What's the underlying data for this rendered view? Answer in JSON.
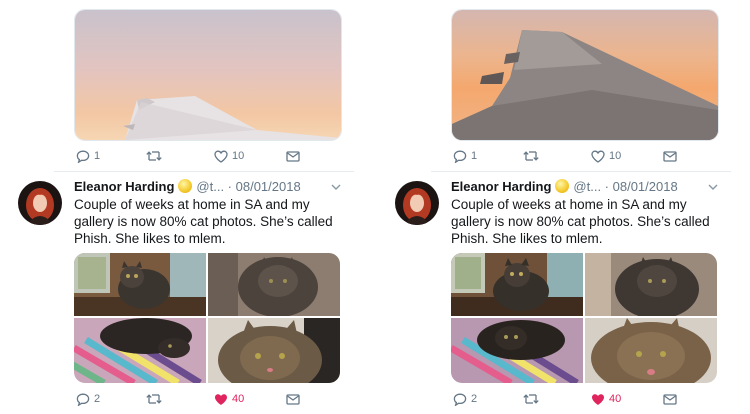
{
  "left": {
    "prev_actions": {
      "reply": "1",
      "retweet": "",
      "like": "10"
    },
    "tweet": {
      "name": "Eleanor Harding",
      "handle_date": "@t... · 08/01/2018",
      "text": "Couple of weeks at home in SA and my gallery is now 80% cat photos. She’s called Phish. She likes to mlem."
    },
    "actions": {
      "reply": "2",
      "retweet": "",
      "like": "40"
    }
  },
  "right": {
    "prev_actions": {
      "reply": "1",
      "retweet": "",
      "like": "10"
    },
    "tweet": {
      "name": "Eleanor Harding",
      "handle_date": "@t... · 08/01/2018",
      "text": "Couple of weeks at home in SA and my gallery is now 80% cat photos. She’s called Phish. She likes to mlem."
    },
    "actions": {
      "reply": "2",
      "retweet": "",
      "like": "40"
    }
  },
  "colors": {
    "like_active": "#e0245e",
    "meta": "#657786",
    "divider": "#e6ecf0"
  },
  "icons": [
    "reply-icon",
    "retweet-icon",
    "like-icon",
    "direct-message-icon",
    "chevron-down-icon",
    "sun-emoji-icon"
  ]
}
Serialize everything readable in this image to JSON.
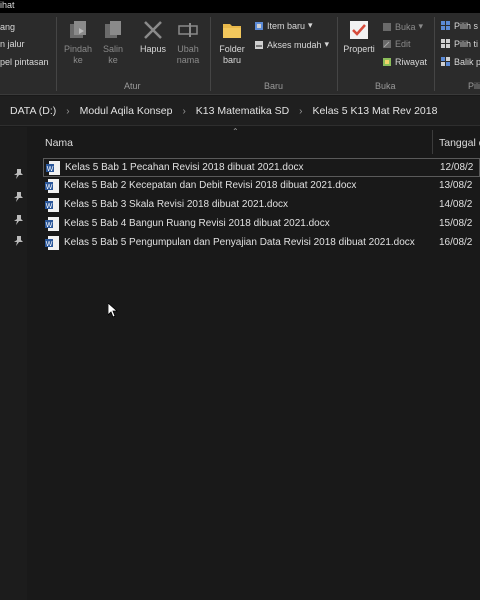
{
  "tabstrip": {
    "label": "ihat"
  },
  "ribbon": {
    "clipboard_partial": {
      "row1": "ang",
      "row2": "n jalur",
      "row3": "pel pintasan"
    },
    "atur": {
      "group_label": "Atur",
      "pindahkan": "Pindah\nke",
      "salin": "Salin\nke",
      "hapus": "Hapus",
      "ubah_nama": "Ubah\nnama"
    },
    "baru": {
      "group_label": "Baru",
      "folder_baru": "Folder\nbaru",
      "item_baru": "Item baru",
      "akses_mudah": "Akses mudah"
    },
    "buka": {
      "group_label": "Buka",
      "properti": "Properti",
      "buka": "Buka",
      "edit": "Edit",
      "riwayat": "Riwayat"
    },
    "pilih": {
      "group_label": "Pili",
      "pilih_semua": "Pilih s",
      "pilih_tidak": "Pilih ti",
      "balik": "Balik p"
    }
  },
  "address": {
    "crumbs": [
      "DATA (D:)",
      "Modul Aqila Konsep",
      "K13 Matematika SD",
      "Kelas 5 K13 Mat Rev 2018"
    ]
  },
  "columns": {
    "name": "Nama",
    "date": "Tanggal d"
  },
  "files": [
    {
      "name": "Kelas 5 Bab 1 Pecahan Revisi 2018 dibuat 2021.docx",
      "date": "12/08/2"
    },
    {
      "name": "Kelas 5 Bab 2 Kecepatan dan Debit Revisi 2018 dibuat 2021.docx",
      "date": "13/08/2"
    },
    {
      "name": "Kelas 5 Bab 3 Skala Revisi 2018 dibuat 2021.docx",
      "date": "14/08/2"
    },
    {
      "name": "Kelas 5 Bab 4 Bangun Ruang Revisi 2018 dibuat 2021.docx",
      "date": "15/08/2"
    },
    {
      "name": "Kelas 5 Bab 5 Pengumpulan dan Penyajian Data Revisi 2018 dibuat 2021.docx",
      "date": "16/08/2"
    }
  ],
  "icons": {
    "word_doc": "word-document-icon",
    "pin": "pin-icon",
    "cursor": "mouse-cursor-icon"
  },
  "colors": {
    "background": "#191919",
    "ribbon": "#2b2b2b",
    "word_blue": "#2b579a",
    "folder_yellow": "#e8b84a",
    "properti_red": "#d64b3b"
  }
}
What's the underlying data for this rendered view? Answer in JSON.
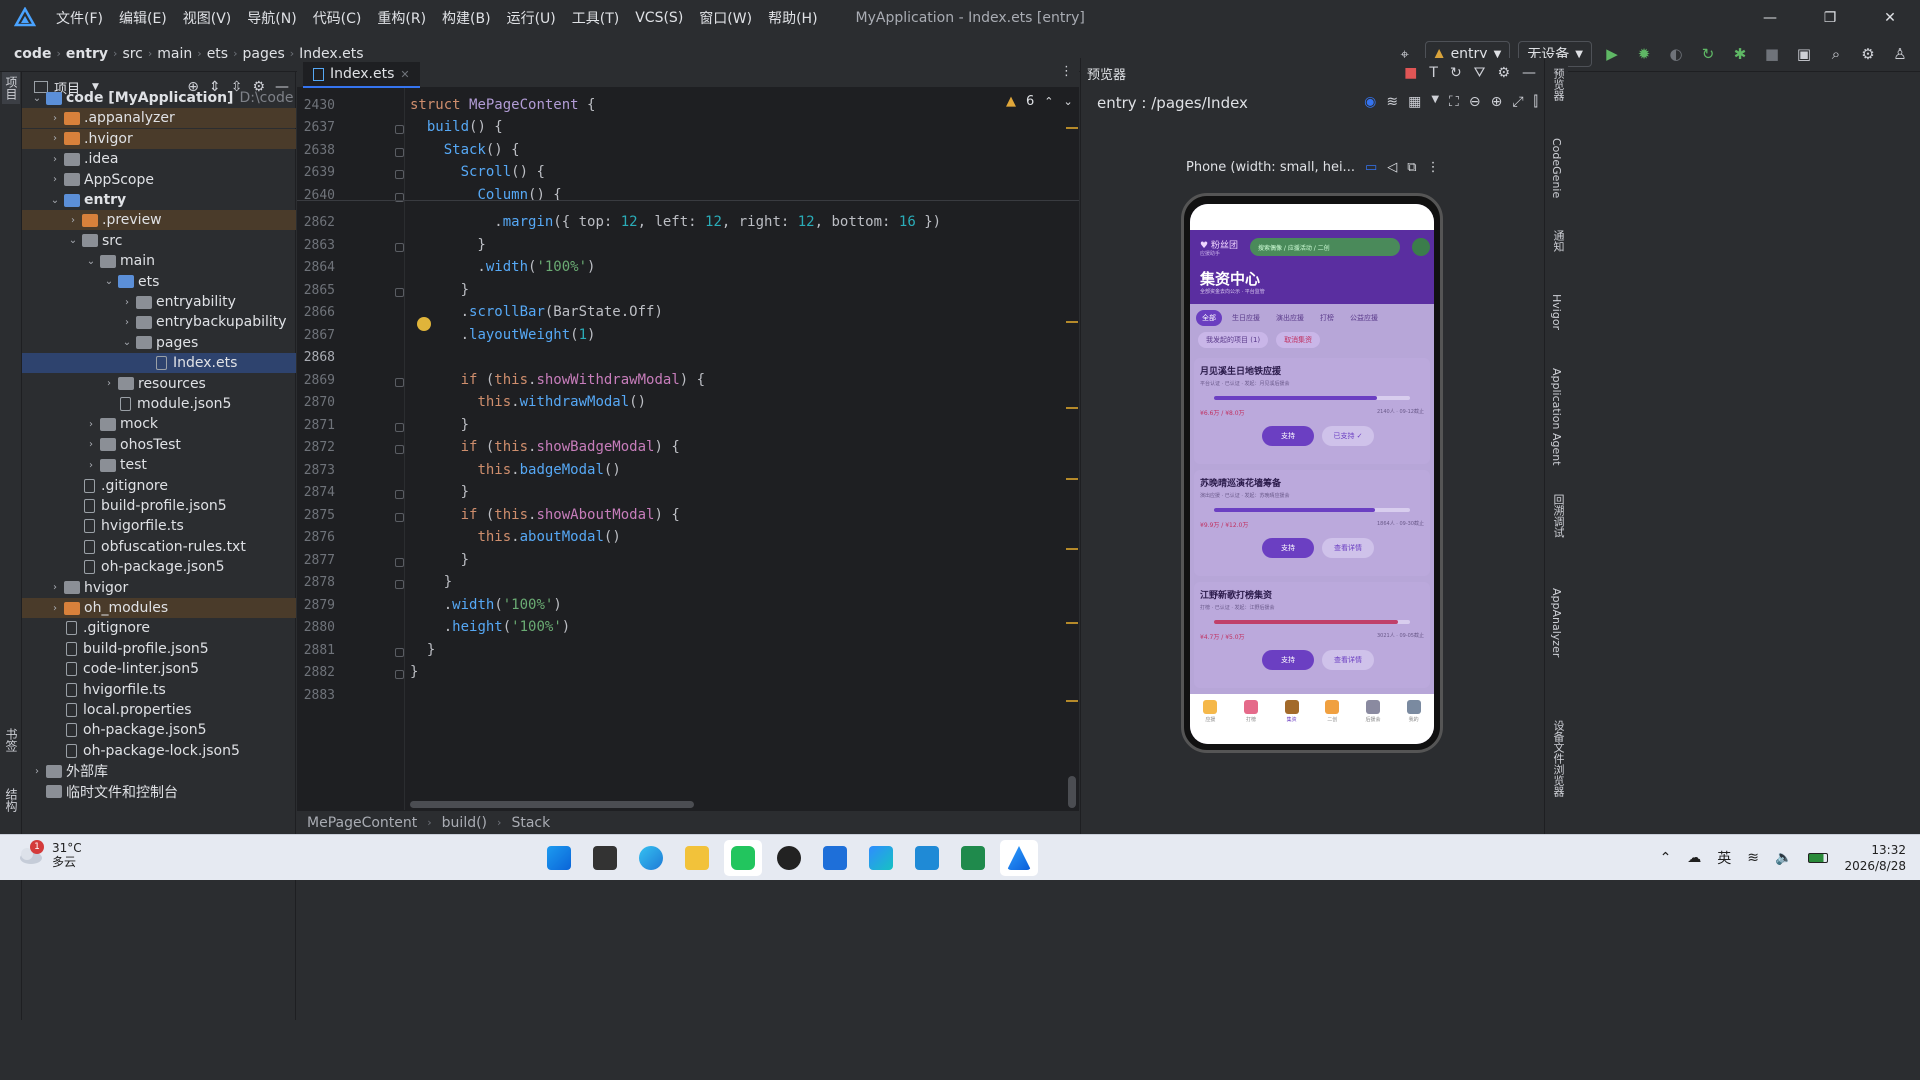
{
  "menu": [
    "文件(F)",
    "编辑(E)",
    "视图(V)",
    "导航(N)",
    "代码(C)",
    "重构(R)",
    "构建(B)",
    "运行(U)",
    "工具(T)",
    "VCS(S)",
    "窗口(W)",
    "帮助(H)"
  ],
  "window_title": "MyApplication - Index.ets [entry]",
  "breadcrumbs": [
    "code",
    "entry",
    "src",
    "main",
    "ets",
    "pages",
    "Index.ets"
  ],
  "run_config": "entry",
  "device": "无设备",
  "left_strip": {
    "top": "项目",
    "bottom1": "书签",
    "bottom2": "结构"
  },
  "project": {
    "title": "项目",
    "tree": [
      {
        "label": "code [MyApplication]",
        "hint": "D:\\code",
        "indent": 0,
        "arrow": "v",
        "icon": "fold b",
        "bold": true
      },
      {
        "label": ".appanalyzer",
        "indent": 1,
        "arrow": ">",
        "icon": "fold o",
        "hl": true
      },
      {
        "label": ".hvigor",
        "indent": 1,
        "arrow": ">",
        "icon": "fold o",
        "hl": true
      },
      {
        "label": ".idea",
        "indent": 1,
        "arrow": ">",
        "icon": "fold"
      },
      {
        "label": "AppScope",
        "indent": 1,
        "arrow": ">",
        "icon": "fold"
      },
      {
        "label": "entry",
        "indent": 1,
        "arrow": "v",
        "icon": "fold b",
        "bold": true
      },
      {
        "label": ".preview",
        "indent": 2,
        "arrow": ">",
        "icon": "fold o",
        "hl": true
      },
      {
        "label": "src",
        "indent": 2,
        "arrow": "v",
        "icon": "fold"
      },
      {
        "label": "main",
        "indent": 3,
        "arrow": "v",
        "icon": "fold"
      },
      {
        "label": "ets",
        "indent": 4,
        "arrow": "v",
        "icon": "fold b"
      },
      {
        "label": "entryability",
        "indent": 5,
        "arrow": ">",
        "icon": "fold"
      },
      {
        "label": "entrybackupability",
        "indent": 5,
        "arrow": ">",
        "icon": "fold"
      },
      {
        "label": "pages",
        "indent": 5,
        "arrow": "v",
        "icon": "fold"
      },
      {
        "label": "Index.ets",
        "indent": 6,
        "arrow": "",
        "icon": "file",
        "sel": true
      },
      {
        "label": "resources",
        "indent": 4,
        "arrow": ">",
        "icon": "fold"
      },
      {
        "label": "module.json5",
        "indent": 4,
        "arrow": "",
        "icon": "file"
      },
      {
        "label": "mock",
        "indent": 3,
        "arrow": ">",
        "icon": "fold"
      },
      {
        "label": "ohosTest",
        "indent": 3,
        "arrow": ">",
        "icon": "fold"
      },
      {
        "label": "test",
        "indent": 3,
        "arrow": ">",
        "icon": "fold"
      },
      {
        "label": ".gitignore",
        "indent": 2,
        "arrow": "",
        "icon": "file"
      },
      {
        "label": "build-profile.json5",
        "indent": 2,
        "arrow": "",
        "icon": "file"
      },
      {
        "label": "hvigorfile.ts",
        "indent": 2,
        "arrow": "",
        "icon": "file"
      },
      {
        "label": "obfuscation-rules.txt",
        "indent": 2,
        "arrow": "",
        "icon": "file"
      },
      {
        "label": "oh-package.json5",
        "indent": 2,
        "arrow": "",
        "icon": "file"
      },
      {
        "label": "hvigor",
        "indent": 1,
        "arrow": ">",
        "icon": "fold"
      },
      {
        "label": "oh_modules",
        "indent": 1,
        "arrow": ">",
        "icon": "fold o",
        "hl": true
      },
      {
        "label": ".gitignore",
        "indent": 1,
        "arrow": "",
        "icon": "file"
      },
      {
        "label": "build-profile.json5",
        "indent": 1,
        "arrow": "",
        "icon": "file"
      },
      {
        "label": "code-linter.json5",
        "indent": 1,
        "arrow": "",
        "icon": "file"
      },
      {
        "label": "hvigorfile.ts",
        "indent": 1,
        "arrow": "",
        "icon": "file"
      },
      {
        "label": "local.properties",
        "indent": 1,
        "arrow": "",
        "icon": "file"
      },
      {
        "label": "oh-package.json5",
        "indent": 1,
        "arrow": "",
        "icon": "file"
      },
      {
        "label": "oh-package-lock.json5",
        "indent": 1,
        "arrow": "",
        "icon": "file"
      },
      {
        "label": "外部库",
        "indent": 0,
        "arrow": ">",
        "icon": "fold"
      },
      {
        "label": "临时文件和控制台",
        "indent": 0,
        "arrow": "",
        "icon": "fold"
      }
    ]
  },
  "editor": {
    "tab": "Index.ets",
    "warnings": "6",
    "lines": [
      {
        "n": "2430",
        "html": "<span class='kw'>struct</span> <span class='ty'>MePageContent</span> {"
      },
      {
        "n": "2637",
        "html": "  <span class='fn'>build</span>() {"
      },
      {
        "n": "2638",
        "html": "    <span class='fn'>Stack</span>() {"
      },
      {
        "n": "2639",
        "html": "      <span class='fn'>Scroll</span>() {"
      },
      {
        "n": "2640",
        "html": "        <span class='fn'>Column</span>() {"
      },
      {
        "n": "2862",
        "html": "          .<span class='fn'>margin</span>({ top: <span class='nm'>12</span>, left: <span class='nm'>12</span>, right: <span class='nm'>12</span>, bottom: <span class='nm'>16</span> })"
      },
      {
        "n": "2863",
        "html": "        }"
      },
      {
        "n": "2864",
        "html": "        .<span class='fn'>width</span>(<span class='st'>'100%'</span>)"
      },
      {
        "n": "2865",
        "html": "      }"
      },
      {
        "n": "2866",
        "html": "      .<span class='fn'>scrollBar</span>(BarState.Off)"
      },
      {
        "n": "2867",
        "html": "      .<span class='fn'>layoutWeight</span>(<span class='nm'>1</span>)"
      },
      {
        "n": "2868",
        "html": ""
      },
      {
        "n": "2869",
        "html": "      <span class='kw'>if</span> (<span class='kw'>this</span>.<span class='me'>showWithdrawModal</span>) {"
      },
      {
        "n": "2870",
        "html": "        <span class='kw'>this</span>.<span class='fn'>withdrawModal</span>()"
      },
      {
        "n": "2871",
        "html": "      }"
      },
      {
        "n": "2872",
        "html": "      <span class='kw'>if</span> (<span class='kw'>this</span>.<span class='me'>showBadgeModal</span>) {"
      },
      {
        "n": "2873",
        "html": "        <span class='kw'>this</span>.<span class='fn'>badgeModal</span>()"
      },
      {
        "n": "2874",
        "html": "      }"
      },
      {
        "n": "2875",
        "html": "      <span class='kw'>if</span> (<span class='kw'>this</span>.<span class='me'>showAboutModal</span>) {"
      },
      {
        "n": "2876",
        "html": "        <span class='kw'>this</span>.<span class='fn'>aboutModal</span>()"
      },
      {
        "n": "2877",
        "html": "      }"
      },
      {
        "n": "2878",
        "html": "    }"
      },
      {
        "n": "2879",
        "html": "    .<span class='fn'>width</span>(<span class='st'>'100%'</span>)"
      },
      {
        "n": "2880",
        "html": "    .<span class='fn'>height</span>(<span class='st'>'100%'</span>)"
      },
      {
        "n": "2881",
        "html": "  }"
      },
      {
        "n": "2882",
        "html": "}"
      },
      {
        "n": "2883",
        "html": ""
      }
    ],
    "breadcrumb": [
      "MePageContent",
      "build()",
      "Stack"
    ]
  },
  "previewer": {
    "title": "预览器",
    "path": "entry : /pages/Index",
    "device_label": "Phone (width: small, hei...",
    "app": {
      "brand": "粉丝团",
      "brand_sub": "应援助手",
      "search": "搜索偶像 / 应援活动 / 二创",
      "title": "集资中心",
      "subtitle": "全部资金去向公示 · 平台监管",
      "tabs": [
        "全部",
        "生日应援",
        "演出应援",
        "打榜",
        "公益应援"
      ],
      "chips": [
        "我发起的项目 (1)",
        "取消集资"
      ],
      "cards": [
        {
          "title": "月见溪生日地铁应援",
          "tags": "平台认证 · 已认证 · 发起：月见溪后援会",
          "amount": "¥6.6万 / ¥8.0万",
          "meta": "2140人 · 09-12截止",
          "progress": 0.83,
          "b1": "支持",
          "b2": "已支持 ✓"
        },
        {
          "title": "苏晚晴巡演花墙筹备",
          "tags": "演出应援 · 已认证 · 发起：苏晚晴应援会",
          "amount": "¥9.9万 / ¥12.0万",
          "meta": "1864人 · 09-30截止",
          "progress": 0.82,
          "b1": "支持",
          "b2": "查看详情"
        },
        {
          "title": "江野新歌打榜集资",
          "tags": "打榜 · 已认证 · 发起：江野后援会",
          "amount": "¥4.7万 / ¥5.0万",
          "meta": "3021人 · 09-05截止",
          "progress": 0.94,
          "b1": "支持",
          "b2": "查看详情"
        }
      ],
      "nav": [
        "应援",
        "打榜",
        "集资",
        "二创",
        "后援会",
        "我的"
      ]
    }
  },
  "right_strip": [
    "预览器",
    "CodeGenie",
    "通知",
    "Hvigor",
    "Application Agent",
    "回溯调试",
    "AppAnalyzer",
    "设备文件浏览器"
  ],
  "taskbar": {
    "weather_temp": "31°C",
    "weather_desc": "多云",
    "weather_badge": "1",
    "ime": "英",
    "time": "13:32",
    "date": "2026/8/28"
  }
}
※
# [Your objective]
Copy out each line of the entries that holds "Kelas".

# [Reply to the exercise]
      "Kelas 5 K13 Mat Rev 2018"
      "name": "Kelas 5 Bab 1 Pecahan Revisi 2018 dibuat 2021.docx",
      "name": "Kelas 5 Bab 2 Kecepatan dan Debit Revisi 2018 dibuat 2021.docx",
      "name": "Kelas 5 Bab 3 Skala Revisi 2018 dibuat 2021.docx",
      "name": "Kelas 5 Bab 4 Bangun Ruang Revisi 2018 dibuat 2021.docx",
      "name": "Kelas 5 Bab 5 Pengumpulan dan Penyajian Data Revisi 2018 dibuat 2021.docx",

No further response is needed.